Hawaiian chants wash over the thatched hut and a nearby cargo of bamboo, coconuts and dried blowfish. If it weren't for the shrill beeping of a truck backing up to the loading dock, you might forget you're in a warehouse in the semi-industrial outback of Whittier.
This is Oceanic Arts, your best bet for stocking up for summer's last big luau. Because what island-style celebration is complete without a coconut mug or a mechanized gorilla? It even has genuine Fijian cannibal forks for guests bored with the usual barbecue selection.

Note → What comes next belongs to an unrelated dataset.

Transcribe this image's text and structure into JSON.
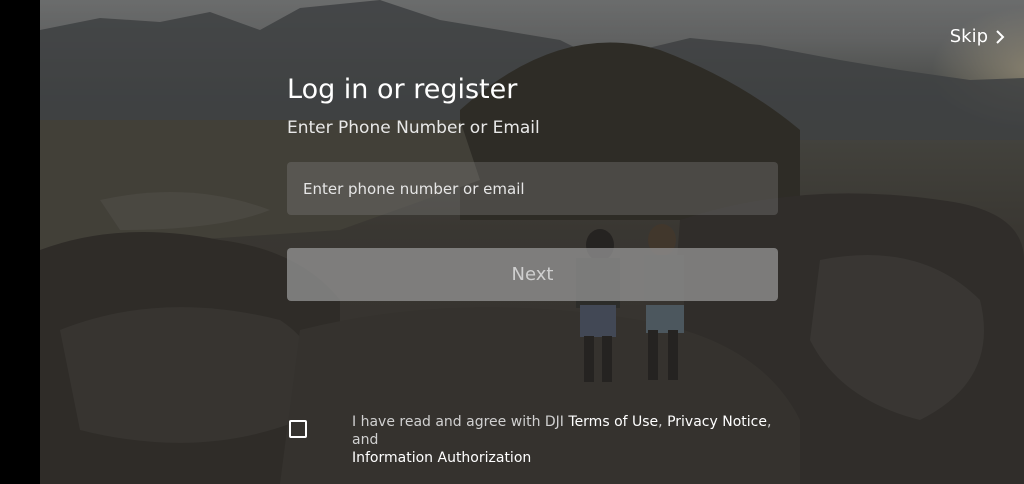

Bob Van Oosting, the entrepreneur behind Oceanic, is a dapper 65, sporting a Hawaiian shirt and Walt Disney mustache. Co-owner and resident artist LeRoy Schmaltz is the same age but burlier, perhaps from wielding chisel and mallet since the two went into business in 1956.
Since then, they've rented, sold, fabricated and imported South Seas trappings for everything from backyard parties to legendary hangouts like Don the Beachcomber in Marina del Rey. From Fort Lauderdale to Samoa they've carved figures and tacked up rattan in hotels, restaurants and apartment buildings. They've added a bit of enchantment to Disney's Enchanted Tiki Room, built a Vietnam village for "Forrest Gump" and, yes, even helped the castaways construct their quarters on "Gilligan's Island." Not long ago, 30 of their tikis attended a wrap party for the real-life castaways of the TV show "Survivor."
But what exactly is a tiki?
Though stodgier anthropologists may insist the Maori word refers only to carved amulets representing ancestors, its more popular definition includes any wood or stone carving of a Polynesian spirit. The term has since been further expanded to describe the decorative style of Polynesian theme restaurants and watering holes graced by these figures in the early 1960s. After a steady decline in popularity, the early '90s brought a resurgence of interest in the tiki style, complete with fanzines like San Francisco-based Tiki News.
Enthusiasm for the retro-cool style is evident, Braun says, pointing to the fact that "Target and Walgreens are selling their own lines of tiki shirts this summer--not Hawaiian or Aloha shirts, I mean shirts with a large tiki on them." American Eagle Outfitters, Urban Outfitters and Old Navy also made their own T-shirts with tiki motifs, he says, while Macy's had tikis on display for its annual summer season decor.
This all adds up to booming business for the tiki carvers of Oceanic Arts. Yet today's clientele is more the do-it-yourself type, says Van Oosting, not the big-scale clients of yesterday. Recalling the days of $43,000 floor-to-ceiling customizations for clients like Don the Beachcomber, Van Oosting seems a bit wistful, and he's not alone. He's joined in his nostalgia by a steady stream of pilgrims from all over the world who pay homage at Oceanic's collection of old mugs and artifacts from the more elaborate Polynesian palaces of the past.
Oceanic's owners met in the mid-'50s at Mt. San Antonio College in Walnut, where Schmaltz studied art and Van Oosting business. Schmaltz had been carving masks from palm fronds since high school, and Van Oosting recalls "seeing them and thinking, "You know, we could make some money here." The two hit the big time when they hooked up with Robert H. Carter, an importer for Don the Beachcomber. Carter employed native craftsmen in Samoa to carve tikis, but the sculptures often weren't theatrical enough for American tastes, so Carter was looking for help reworking them.
"We ended up carving for him," Van Oosting says, "and selling some of his trinkets." Soon, the pair formed an independent partnership and traveled the South Seas for 3 1/2 months gathering materials and making supplier contacts.
Though proud of his more exacting reproductions, Schmaltz is also willing to work for the occasional client who wants a customized job, "a tiki that looks like her husband or a tiki with crossed eyes or a tongue hanging out. Some of the things that are created get rather obscene," he says. Schmaltz says he was once confronted by a visitor who believed he was carving genuine pagan idols rather than mere decor pieces. "He turned out to be a German Baptist" wearing "a flat black hat like a Quaker and speaking in thees and thous," Schmaltz remembers.
Most people who come to this low-profile warehouse are more willing to be swept into the fantasy. Van Oosting remembers an architect for Disney who'd "really just get with it." Before 1985, he says, "we were serving Mai Tais every day. . . . He'd drop in, and after a few drinks, his coat comes off and then the shirt. We've got a picture of him standing there in a big hula skirt with a spear."
A nondrinker with two sons in the ministry, Schmaltz is a bit uneasy with any association between his creations and alcohol-induced nudity. He views the South Seas more in terms of tranquillity. "I think Polynesia has its romantic appeal because it just seems like such a loving peaceful place."
But nothing helps you appreciate island tranquillity better than an occasional jab with a Fijian cannibal fork.